The 1970s was a time that Penn State and Pittsburgh dominated the Eastern Football Independents, and Maloney and his staffs were hampered by not only a crumbling Archbold home field that they avoided taking recruits to view, but inferior training and practice facilities compared to the bigger state schools, especially Joe Paterno and the mighty Penn State program.
Following a 2-9 debut in 1974, there were winning seasons in ‘75 and ’77, creating plenty of optimism heading into the 1978 season opener against Florida State at Archbold. That is until SU quarterback extraordinaire Bill Hurley was knocked out of the game and essentially the season with a leg injury, and the only highlight of the 3-8 disappointment that followed was upsetting No. 18 Navy 20-17 in the Archbold finale.
With the Dome being built, SU played all 11 games of the 1979 schedule outside of Syracuse, but lost a shot at finishing 7-4 and gaining a Tangerine Bowl bid in Orlando against potentially LSU, by dropping the regular season finale in Ithaca against Boston College 27-10 (yours truly handled the public address announcing duties that afternoon). Instead, SU went to Shreveport, La. and showed its prowess against home state McNeese State
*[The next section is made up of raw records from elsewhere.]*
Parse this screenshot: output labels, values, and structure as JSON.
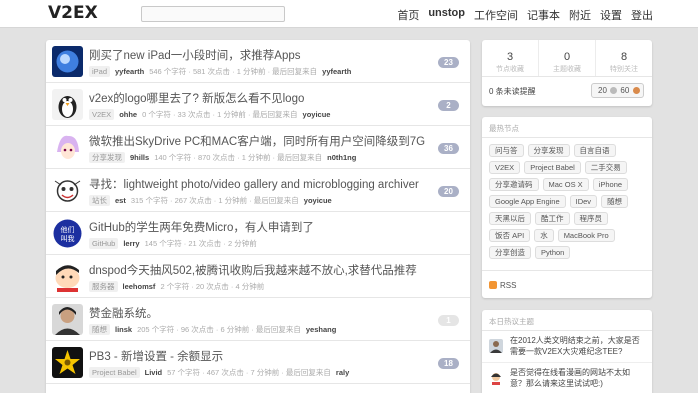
{
  "header": {
    "logo": "V2EX",
    "search": {
      "value": "",
      "placeholder": ""
    },
    "nav": [
      "首页",
      "unstop",
      "工作空间",
      "记事本",
      "附近",
      "设置",
      "登出"
    ]
  },
  "topics": [
    {
      "title": "刚买了new iPad一小段时间，求推荐Apps",
      "node": "iPad",
      "user": "yyfearth",
      "meta": "546 个字符 · 581 次点击 · 1 分钟前 · 最后回复来自",
      "last_reply": "yyfearth",
      "replies": "23",
      "avatar": "ipad-avatar"
    },
    {
      "title": "v2ex的logo哪里去了? 新版怎么看不见logo",
      "node": "V2EX",
      "user": "ohhe",
      "meta": "0 个字符 · 33 次点击 · 1 分钟前 · 最后回复来自",
      "last_reply": "yoyicue",
      "replies": "2",
      "avatar": "penguin-avatar"
    },
    {
      "title": "微软推出SkyDrive PC和MAC客户端，同时所有用户空间降级到7G",
      "node": "分享发现",
      "user": "9hills",
      "meta": "140 个字符 · 870 次点击 · 1 分钟前 · 最后回复来自",
      "last_reply": "n0th1ng",
      "replies": "36",
      "avatar": "anime-avatar"
    },
    {
      "title": "寻找：lightweight photo/video gallery and microblogging archiver",
      "node": "站长",
      "user": "est",
      "meta": "315 个字符 · 267 次点击 · 1 分钟前 · 最后回复来自",
      "last_reply": "yoyicue",
      "replies": "20",
      "avatar": "cartoon-avatar"
    },
    {
      "title": "GitHub的学生两年免费Micro，有人申请到了",
      "node": "GitHub",
      "user": "lerry",
      "meta": "145 个字符 · 21 次点击 · 2 分钟前",
      "last_reply": "",
      "replies": "",
      "avatar": "blue-circle-avatar"
    },
    {
      "title": "dnspod今天抽风502,被腾讯收购后我越来越不放心,求替代品推荐",
      "node": "服务器",
      "user": "leehomsf",
      "meta": "2 个字符 · 20 次点击 · 4 分钟前",
      "last_reply": "",
      "replies": "",
      "avatar": "shinchan-avatar"
    },
    {
      "title": "赞金融系统。",
      "node": "随想",
      "user": "linsk",
      "meta": "205 个字符 · 96 次点击 · 6 分钟前 · 最后回复来自",
      "last_reply": "yeshang",
      "replies": "1",
      "avatar": "person-avatar"
    },
    {
      "title": "PB3 - 新增设置 - 余额显示",
      "node": "Project Babel",
      "user": "Livid",
      "meta": "57 个字符 · 467 次点击 · 7 分钟前 · 最后回复来自",
      "last_reply": "raly",
      "replies": "18",
      "avatar": "star-avatar"
    }
  ],
  "sidebar": {
    "stats": [
      {
        "num": "3",
        "label": "节点收藏"
      },
      {
        "num": "0",
        "label": "主题收藏"
      },
      {
        "num": "8",
        "label": "特别关注"
      }
    ],
    "notifications": "0 条未读提醒",
    "balance": {
      "silver": "20",
      "bronze": "60"
    },
    "hot_nodes_title": "最热节点",
    "hot_nodes": [
      "问与答",
      "分享发现",
      "自言自语",
      "V2EX",
      "Project Babel",
      "二手交易",
      "分享邀请码",
      "Mac OS X",
      "iPhone",
      "Google App Engine",
      "IDev",
      "随想",
      "天黑以后",
      "酷工作",
      "程序员",
      "饭否 API",
      "水",
      "MacBook Pro",
      "分享创造",
      "Python"
    ],
    "rss": "RSS",
    "hot_topics_title": "本日热议主题",
    "hot_topics": [
      "在2012人类文明结束之前，大家是否需要一款V2EX大灾难纪念TEE?",
      "是否觉得在线看漫画的网站不太如意？那么请来这里试试吧:)"
    ]
  },
  "colors": {
    "count_badge": "#aab0c6",
    "count_badge_light": "#e5e5e5",
    "background": "#e2e2e2"
  }
}
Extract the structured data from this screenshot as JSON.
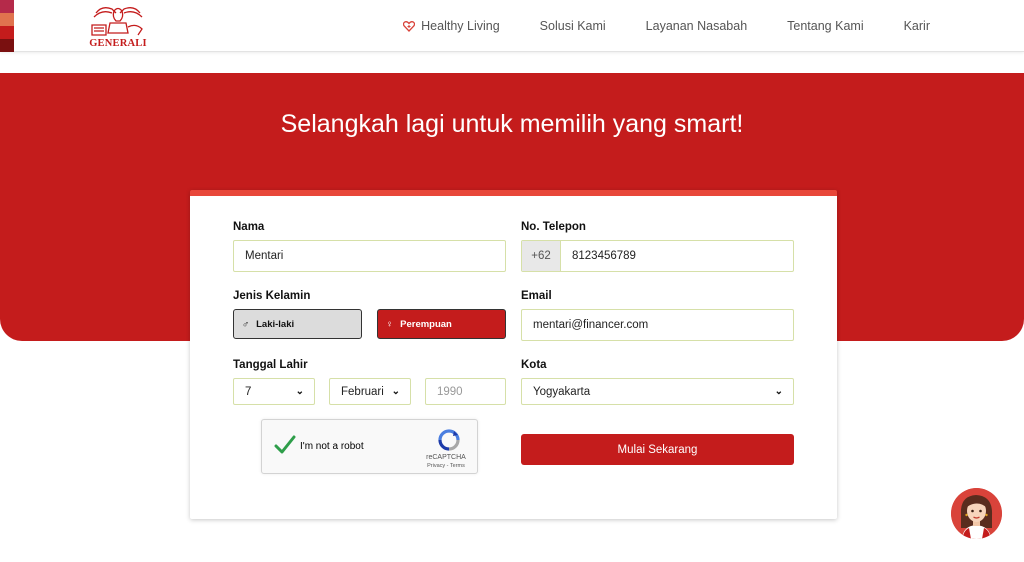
{
  "brand": {
    "name": "GENERALI",
    "color": "#c41c1c",
    "edge_colors": [
      "#b52a4a",
      "#e0734e",
      "#c41c1c",
      "#7a1010"
    ]
  },
  "nav": {
    "items": [
      {
        "label": "Healthy Living",
        "icon": "heart-leaf-icon"
      },
      {
        "label": "Solusi Kami"
      },
      {
        "label": "Layanan Nasabah"
      },
      {
        "label": "Tentang Kami"
      },
      {
        "label": "Karir"
      }
    ]
  },
  "hero": {
    "title": "Selangkah lagi untuk memilih yang smart!",
    "background": "#c41c1c"
  },
  "form": {
    "accent": "#e8473a",
    "name": {
      "label": "Nama",
      "value": "Mentari"
    },
    "phone": {
      "label": "No. Telepon",
      "prefix": "+62",
      "value": "8123456789"
    },
    "gender": {
      "label": "Jenis Kelamin",
      "male": {
        "label": "Laki-laki",
        "icon": "male-symbol-icon",
        "selected": false
      },
      "female": {
        "label": "Perempuan",
        "icon": "female-symbol-icon",
        "selected": true
      }
    },
    "email": {
      "label": "Email",
      "value": "mentari@financer.com"
    },
    "birthdate": {
      "label": "Tanggal Lahir",
      "day": "7",
      "month": "Februari",
      "year_placeholder": "1990"
    },
    "city": {
      "label": "Kota",
      "value": "Yogyakarta"
    },
    "captcha": {
      "label": "I'm not a robot",
      "checked": true,
      "brand": "reCAPTCHA",
      "links": "Privacy - Terms"
    },
    "submit_label": "Mulai Sekarang"
  },
  "chat": {
    "icon": "assistant-avatar-icon"
  }
}
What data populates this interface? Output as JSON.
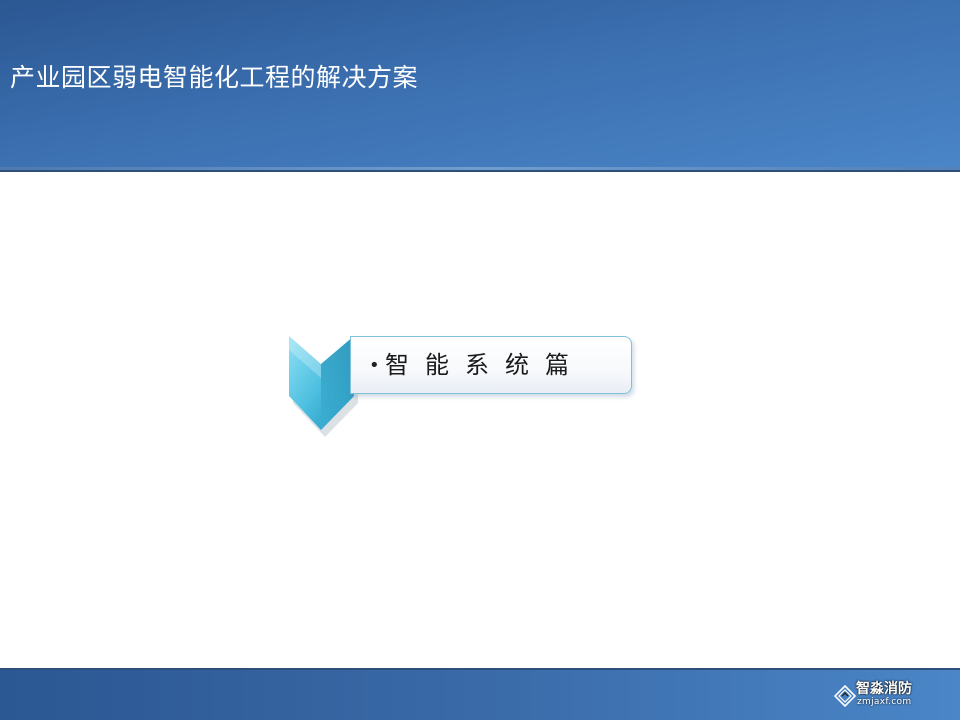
{
  "slide": {
    "title": "产业园区弱电智能化工程的解决方案",
    "section": {
      "bullet": "•",
      "label": "智能系统篇"
    }
  },
  "watermark": {
    "name": "智淼消防",
    "url": "zmjaxf.com",
    "logo_icon": "diamond-logo-icon"
  },
  "colors": {
    "header_top": "#2b5792",
    "header_bottom": "#4a86c8",
    "chevron_light": "#6fd0ea",
    "chevron_dark": "#1f8fb5",
    "box_border": "#7fc2da",
    "title_text": "#ffffff",
    "label_text": "#1a1a1a"
  }
}
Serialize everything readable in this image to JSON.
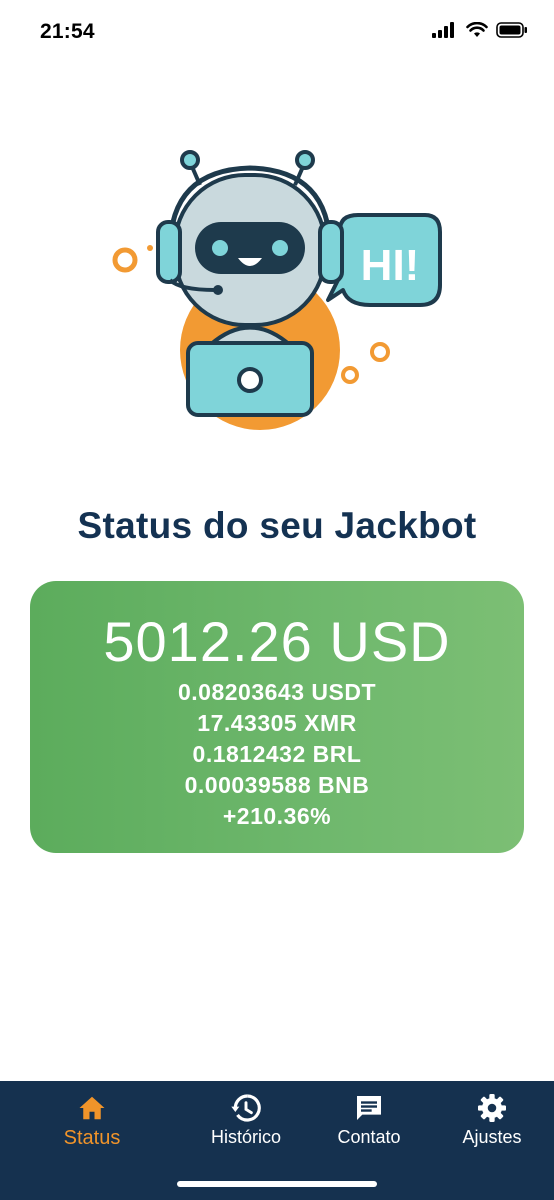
{
  "status_bar": {
    "time": "21:54"
  },
  "hero": {
    "bubble_text": "HI!"
  },
  "title": "Status do seu Jackbot",
  "balance": {
    "main": "5012.26 USD",
    "lines": [
      "0.08203643 USDT",
      "17.43305 XMR",
      "0.1812432 BRL",
      "0.00039588 BNB",
      "+210.36%"
    ]
  },
  "tabs": [
    {
      "label": "Status",
      "icon": "home-icon",
      "active": true
    },
    {
      "label": "Histórico",
      "icon": "history-icon",
      "active": false
    },
    {
      "label": "Contato",
      "icon": "chat-icon",
      "active": false
    },
    {
      "label": "Ajustes",
      "icon": "gear-icon",
      "active": false
    }
  ],
  "colors": {
    "title": "#143252",
    "card_green": "#6fb86d",
    "tabbar": "#15314f",
    "active_tab": "#f0942a",
    "robot_teal": "#7fd4d9",
    "robot_orange": "#f29a33"
  }
}
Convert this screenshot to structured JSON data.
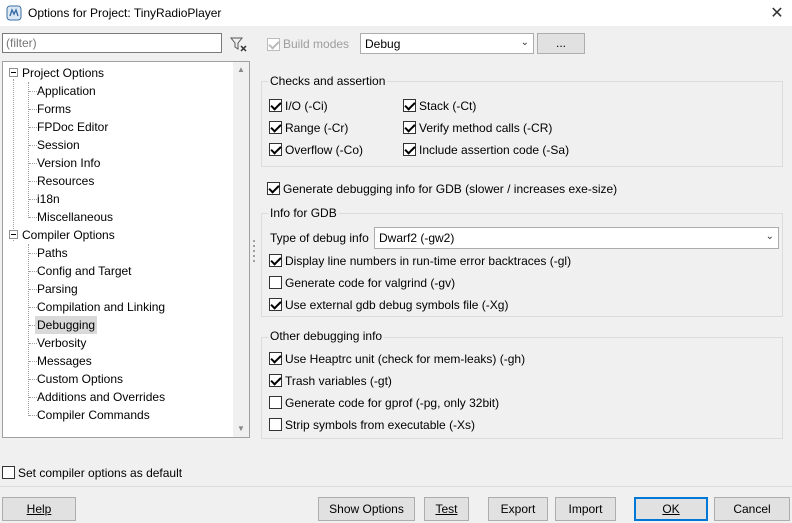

Rewarded with coaching the first year of the modern marvel that was the Carrier Dome circa 1980, Maloney suffered bad luck when Joe Morris got hurt hitting a non-padded Dome wall in game three against Northwestern, missing five games in which the Orange went 2-3 on route to a 5-6 finish.
Still relatively new (March 1978) athletic director Jake Crouthamel wanted his own choice running the football program, and in December 1980 MacPherson was introduced as Maloney’s replacement between games of that season’s Carrier Classic opening night doubleheader.
After a year scouting for the Dallas Cowboys, Maloney returned to Chicago where he coached Mount Carmel High School (Donovan McNabb’s alma mater) to the 1967 Catholic League city championship, to work for MLB’s Chicago Cubs ticket department, rising in two years to director of ticket operations.
Over the next 27 years, Maloney would process hundreds of Cubs ticket requests from Syracuse connections far-and-wide, the common denominator being that everyone wanted to watch a Cubs game at “The Friendly Confines.” That includes this Orange Watch columnist and Padres fan.
As we look upward, we pronounce: “Thanks again, Frank Maloney, for your thoughtful gesture and great pair of tickets to the Padres-Cubs game at Wrigley during the 1998 season.”